By: Kelly Sciberras
November 25, 2012
Business Law – BUSN420
Week Four Assignment
As our textbook explains fraud invalidates a contract. “The presence of fraud affects the authenticity of the innocent party’s consent to a contract. When an innocent party is fraudulently induced to enter into a contract, the contract usually can be avoided because she or he has not voluntarily consented to the terms. Normally, the innocent party can either cancel the contract and be restored to her or his original position or enforce the contract and seek damages for harms resulting from the fraud (Miller 281).” Generally, fraudulent misrepresentation refers only to misrepresentation that is consciously false and is intended to mislead another. Typically, fraud involves three elements; a misrepresentation of a material fact must occur, secondly there must be intent to deceive, and lastly the innocent party must justifiably rely on the misrepresentation. To collect damages, a party must have been harmed as a result of the misrepresentation. Fraudulent misrepresentation can also occur in the online environment. Undue Influence and Duress

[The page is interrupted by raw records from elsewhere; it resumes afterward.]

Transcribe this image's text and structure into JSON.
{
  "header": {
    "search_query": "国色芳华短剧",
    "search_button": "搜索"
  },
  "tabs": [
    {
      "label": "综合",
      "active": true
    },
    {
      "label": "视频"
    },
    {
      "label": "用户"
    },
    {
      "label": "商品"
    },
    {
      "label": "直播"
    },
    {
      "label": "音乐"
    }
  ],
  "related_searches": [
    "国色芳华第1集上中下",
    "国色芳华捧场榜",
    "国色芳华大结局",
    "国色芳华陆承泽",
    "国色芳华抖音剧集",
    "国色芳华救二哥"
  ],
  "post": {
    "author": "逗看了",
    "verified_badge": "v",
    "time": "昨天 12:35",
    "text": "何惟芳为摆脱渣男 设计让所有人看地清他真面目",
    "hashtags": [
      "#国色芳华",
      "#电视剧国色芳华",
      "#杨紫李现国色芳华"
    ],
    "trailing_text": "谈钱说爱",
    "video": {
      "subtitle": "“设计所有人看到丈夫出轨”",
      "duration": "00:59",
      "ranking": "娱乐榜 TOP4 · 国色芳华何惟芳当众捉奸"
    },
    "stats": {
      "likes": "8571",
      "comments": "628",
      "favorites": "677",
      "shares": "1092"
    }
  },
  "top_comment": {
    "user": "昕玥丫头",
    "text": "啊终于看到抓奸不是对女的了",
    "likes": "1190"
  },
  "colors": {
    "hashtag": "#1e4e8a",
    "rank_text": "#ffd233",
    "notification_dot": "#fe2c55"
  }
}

Undue influence arises from relationships in which one party can greatly influence another party, thus overcoming that party’s free will. A contract entered into under excessive or undue influence lacks voluntary consent and is therefore voidable. The essential feature of undue influence is that the party being taken advantage of does not, in reality, exercise free will in entering into a contract. It is not enough that a person is elderly or suffers from some mental or physical impairment. There must be clear and convincing evidence that the person did not act out of her or his free will Miller explains. Forcing a party to enter into a contract because of the fear created by threats is referred to as duress. In addition, blackmail or extortion to induce consent to a contract constitutes duress....